Presidential Secrecy From Washington to Trump

By Michaela Morrow, Harvard Class of 2018

On Monday, February 6, the JFK Jr. Forum at the Institute of Politics was honored to welcome Ambassador Norman L. Eisen and Mary Graham for a conversation about presidential secrecy. Ambassador Eisen, a current fellow at Brookings and former U.S. ambassador to the Czech Republic, served as Special Counsel and Special Assistant to the President for Ethics and Government Reform from 2009-2011. Mary Graham is Co-Director of the Transparency Policy Project at Harvard Kennedy School's Ash Center and is the author of the forthcoming book Presidents' Secrets: The Use and Abuse of Power.

At the forum, moderator Archon Fung engaged Graham and Eisen in a lively conversation about the role of presidential secrecy both today and throughout U.S. history. Check out these key takeaways from the discussion:

1. Debates about presidential secrecy are as old as the founding fathers.

According to Eisen, the framers of the constitution shared many of his concerns about presidential transparency. He is deeply worried about President Trump's potential financial conflicts of interests, and noted the framers' inclusion of the foreign emoluments clause as an example of their desire to prevent such international entanglements. Despite these early attempts to check presidents, many have not governed transparently. Graham believes that presidents Washington, Ford, and Obama made the most effort to do so.

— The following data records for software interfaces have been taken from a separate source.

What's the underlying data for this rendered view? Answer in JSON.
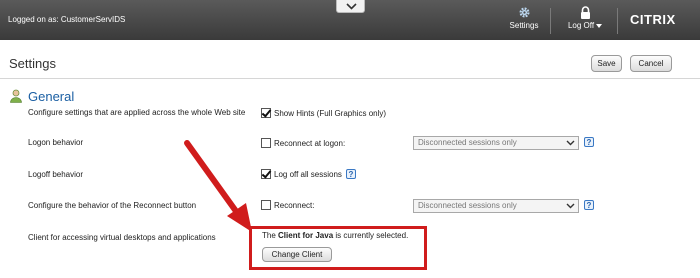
{
  "topbar": {
    "logged_on": "Logged on as: CustomerServIDS",
    "settings_label": "Settings",
    "logoff_label": "Log Off",
    "logo": "CITRIX",
    "collapse_icon": "chevron-down-icon"
  },
  "page": {
    "title": "Settings",
    "save_label": "Save",
    "cancel_label": "Cancel"
  },
  "section": {
    "title": "General",
    "icon": "user-icon"
  },
  "rows": {
    "hints": {
      "label": "Configure settings that are applied across the whole Web site",
      "option": "Show Hints (Full Graphics only)",
      "checked": true
    },
    "logon": {
      "label": "Logon behavior",
      "option": "Reconnect at logon:",
      "checked": false,
      "select_value": "Disconnected sessions only"
    },
    "logoff": {
      "label": "Logoff behavior",
      "option": "Log off all sessions",
      "checked": true
    },
    "reconnect": {
      "label": "Configure the behavior of the Reconnect button",
      "option": "Reconnect:",
      "checked": false,
      "select_value": "Disconnected sessions only"
    },
    "client": {
      "label": "Client for accessing virtual desktops and applications",
      "text_prefix": "The ",
      "text_bold": "Client for Java",
      "text_suffix": " is currently selected.",
      "button": "Change Client"
    }
  },
  "help_glyph": "?",
  "colors": {
    "accent": "#1b5fa3",
    "annotation_red": "#d01c1c",
    "topbar": "#3a3a3a"
  }
}
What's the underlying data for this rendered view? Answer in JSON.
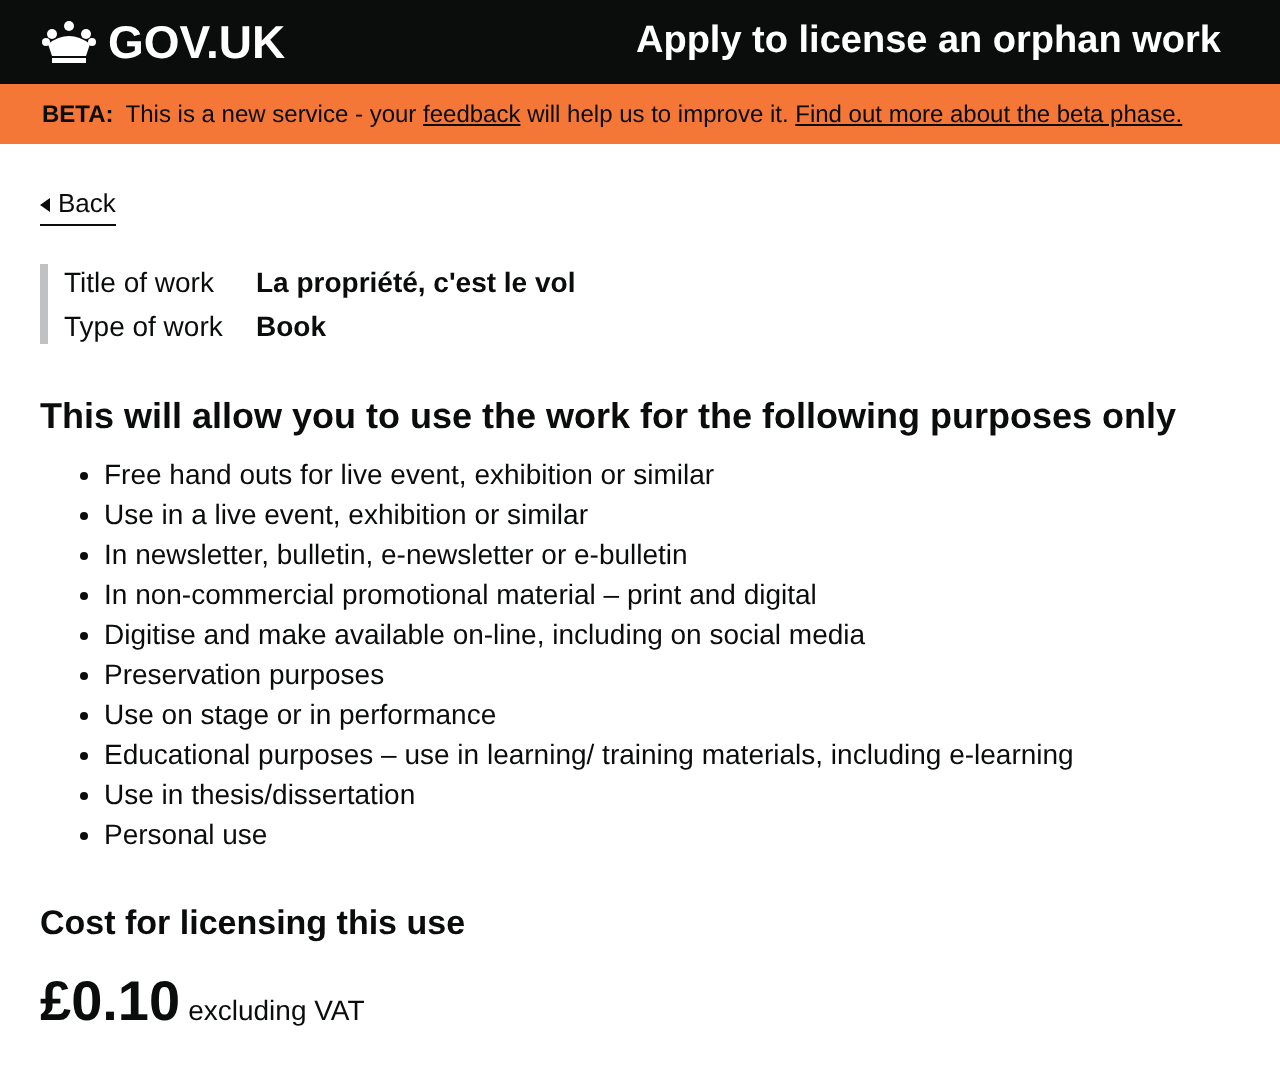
{
  "header": {
    "logo": "GOV.UK",
    "service": "Apply to license an orphan work"
  },
  "beta": {
    "tag": "BETA:",
    "parts": [
      {
        "kind": "text",
        "text": "This is a new service - your"
      },
      {
        "kind": "link",
        "text": "feedback"
      },
      {
        "kind": "text",
        "text": "will help us to improve it."
      },
      {
        "kind": "link",
        "text": "Find out more about the beta phase."
      }
    ]
  },
  "back_link": "Back",
  "summary": [
    {
      "label": "Title of work",
      "value": "La propriété, c'est le vol"
    },
    {
      "label": "Type of work",
      "value": "Book"
    }
  ],
  "purposes_heading": "This will allow you to use the work for the following purposes only",
  "purposes": [
    "Free hand outs for live event, exhibition or similar",
    "Use in a live event, exhibition or similar",
    "In newsletter, bulletin, e-newsletter or e-bulletin",
    "In non-commercial promotional material – print and digital",
    "Digitise and make available on-line, including on social media",
    "Preservation purposes",
    "Use on stage or in performance",
    "Educational purposes – use in learning/ training materials, including e-learning",
    "Use in thesis/dissertation",
    "Personal use"
  ],
  "cost_heading": "Cost for licensing this use",
  "price": "£0.10",
  "price_note": "excluding VAT"
}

2. Transparency can aid productivity.

While some may argue that having too much transparency can lead to political gridlock, Eisen firmly believes that openness "gets things done." He told the story of working on the Dodd Frank bill and described the experience as "lawmaking in an atmosphere of extraordinary openness." Being transparent, Eisen argued, encouraged public buy-in, which has made the law more difficult to reverse.

3. New technology has complicated questions about secrecy.

For Graham, we are living at a "particularly dangerous moment for secrecy" because "we don't yet have agreed on limits for secrecy in the digital age." She continued, "There's nothing that can stop a president who wants to do harm behind closed doors...we have accountability but accountability is after the fact when the damage is already done." The rise of the internet and social media have raised questions about secrecy that have yet to be answered. Is Wikileaks a good way to hold politicians accountable? Graham feels that "there is a danger in data dumps" because the media cannot filter out sensitive material as they have in the past.

4. Checks and balances will push the new administration towards transparency.

Although Eisen and Graham both worry about the Trump administration's secrecy, they also see ways that the new president will be held accountable for his actions. Eisen believes that "it's going to take the judicial branch asserting its power" to limit Trump's international business dealings. Graham, on the other hand, doesn't think that "limits on secrecy have ever depended solely on congress and the courts...limiting secrecy has always depended on the courage of individuals...and there are more people watching [the president] than ever before." Whether through litigation or watchdogs, these ethics experts believe there is still hope for political transparency in the Trump era.

Thanks to Mary Graham and Ambassador Eisen for such an enlightening conversation. Check back soon for updates on future Forum events!